If you’re really hungry, you can gulp down a cupcake in a few bites. But what about a 3-foot one that holds the record for the world’s largest cupcake? Read on to bake up the math in just how much stuff went into this cupcake – and chow down on the cupcake numbers!
Pennies are always only worth 1 cent…right? Not all of them. Read on to crunch the numbers behind messed-up money and how that makes some pennies more valuable than others!
Fishermen get super excited when they catch a big fish. But they usually aren’t expecting one that’s longer than the boat!
How small is the smallest book you’ve ever read? We bet it’s not as small as this one, which is 1/8 of an inch big! And this book isn’t the only tiny book in this library’s collection. Read on to do the big math behind small books.

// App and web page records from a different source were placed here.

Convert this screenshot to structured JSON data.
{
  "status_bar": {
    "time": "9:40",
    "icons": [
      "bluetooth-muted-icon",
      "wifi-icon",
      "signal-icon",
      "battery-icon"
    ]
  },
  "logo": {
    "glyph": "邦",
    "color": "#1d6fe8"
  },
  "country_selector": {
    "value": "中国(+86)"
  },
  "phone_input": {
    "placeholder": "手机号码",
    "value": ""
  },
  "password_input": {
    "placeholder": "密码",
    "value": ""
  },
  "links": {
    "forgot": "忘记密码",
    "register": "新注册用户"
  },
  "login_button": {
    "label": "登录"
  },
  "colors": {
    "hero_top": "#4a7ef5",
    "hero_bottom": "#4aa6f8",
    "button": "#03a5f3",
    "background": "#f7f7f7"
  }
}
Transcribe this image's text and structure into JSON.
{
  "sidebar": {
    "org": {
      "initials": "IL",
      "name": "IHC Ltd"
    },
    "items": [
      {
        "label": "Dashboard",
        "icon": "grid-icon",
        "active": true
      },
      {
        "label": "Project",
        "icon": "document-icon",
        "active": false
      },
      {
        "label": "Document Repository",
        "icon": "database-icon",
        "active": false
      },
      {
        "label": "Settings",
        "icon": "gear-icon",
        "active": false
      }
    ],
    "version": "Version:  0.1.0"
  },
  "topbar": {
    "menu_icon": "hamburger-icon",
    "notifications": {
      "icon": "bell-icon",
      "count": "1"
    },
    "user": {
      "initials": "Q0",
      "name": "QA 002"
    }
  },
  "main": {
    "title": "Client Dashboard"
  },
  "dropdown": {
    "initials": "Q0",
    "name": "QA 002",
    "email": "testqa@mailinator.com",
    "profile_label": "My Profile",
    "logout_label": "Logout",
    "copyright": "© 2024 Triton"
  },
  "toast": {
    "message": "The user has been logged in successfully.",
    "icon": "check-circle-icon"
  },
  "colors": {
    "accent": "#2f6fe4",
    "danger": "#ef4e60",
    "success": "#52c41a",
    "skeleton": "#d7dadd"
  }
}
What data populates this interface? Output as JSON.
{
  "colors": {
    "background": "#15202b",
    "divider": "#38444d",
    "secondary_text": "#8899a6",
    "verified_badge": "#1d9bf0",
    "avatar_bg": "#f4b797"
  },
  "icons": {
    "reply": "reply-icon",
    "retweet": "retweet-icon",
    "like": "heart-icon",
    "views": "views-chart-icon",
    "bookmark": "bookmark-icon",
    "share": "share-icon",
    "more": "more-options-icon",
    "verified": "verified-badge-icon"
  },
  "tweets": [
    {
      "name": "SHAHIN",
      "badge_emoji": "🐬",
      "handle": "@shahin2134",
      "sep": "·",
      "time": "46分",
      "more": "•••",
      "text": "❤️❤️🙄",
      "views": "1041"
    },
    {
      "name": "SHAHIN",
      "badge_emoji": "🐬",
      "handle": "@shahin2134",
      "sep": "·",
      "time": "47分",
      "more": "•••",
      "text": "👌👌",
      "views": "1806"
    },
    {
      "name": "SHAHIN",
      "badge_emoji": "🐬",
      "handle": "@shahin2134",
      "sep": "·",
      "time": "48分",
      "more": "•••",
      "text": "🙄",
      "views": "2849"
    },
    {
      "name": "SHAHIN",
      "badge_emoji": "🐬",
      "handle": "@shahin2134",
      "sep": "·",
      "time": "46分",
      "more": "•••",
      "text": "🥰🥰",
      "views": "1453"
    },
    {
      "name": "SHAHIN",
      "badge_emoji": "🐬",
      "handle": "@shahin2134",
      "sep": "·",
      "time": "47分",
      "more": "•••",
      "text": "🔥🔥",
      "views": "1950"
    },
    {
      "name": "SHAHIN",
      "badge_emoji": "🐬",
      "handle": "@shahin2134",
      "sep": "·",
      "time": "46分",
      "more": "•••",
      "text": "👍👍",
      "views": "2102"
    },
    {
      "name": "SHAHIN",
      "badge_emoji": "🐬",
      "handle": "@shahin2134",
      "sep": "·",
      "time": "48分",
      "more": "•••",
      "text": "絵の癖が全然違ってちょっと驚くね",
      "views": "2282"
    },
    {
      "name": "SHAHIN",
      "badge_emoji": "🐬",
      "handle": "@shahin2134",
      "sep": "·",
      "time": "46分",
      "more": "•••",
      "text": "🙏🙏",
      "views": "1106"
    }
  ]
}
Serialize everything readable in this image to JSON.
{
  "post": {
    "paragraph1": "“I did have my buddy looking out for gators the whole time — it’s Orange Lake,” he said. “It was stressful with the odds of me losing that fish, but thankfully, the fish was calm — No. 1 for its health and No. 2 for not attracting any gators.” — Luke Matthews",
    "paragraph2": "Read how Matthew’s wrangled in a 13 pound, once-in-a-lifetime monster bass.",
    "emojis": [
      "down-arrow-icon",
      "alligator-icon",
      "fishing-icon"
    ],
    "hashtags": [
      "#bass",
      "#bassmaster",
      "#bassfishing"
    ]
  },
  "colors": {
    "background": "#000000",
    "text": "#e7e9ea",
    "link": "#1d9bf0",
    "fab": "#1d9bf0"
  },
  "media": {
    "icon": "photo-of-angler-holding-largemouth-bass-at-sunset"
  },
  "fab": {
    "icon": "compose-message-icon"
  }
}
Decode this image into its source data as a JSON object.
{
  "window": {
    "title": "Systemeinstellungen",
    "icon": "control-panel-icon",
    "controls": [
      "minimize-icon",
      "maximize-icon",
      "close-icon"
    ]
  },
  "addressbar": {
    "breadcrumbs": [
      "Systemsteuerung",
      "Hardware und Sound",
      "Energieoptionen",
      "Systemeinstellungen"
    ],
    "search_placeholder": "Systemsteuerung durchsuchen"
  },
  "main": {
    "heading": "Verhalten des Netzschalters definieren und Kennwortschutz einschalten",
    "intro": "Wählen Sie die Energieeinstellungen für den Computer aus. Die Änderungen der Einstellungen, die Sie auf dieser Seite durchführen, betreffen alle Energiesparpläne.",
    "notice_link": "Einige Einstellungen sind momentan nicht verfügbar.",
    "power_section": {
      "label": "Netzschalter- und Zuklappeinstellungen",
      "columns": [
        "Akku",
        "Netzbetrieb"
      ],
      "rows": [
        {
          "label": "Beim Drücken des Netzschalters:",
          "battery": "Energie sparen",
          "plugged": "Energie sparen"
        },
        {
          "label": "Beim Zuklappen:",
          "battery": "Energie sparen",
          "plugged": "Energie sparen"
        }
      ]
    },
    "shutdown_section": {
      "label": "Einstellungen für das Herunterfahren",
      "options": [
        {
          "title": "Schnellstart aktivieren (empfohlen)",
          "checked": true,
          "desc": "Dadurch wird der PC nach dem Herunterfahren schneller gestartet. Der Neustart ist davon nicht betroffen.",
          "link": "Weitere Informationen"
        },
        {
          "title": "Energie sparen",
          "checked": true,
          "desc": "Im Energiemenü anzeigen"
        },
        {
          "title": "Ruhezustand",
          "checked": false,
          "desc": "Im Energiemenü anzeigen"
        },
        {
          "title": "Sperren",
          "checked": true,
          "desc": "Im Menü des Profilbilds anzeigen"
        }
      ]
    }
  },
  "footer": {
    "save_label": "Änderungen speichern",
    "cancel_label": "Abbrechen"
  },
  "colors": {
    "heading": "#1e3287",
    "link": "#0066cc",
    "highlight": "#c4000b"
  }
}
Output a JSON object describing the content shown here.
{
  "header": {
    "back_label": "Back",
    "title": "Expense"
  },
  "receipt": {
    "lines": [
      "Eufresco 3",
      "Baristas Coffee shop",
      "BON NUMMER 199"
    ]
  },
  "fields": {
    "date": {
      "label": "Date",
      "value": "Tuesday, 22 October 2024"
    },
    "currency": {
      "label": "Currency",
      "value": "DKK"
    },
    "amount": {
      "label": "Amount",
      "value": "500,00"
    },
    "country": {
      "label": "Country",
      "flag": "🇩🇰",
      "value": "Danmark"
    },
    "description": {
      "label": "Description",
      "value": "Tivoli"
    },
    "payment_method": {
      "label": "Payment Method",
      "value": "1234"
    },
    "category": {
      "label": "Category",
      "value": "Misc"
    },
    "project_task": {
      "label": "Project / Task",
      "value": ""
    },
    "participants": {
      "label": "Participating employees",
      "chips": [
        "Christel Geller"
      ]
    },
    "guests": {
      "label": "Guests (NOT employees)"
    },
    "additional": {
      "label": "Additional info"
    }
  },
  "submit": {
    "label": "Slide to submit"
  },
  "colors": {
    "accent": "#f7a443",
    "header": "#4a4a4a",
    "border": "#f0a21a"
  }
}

New York is a big city. And when you stop to think about all the wild numbers around it, it seems even bigger! Read on to see how the math adds up in the City That Never Sleeps.
Numbers are on our fans’ minds! Bedtime Math fan Jordan F. asked us, how many emoji are there, and how many new ones join them each year? Read on to be 😯 by the number of emoji you can use each day!
Normally, skyscrapers are big buildings for which you have to reach your head really far back to see the top. But the Newby-McMahon “skyscraper” in Texas is a little different. Read on to find out why – and see how it can be really important to do the math when it comes to getting measurements right!
Bedtime Math fan Yuri R. S. asked us, how many pictures are taken every year around the world? When you add up all the devices that can take photos, it ends up being a lot! Read on to find out how fast the photos add up.
Our longtime fan Ajax L. just told us that October is also Inktober, where the challenge is to draw an ink drawing every day this month. Read on to see how quickly the artwork – or inkwork! – adds up.
Sidewalk chalk is a great way to make your sidewalk (and dog!) colorful. But did you know you can find plain-colored chalk in nature? Read on to master the math in sidewalk chalk.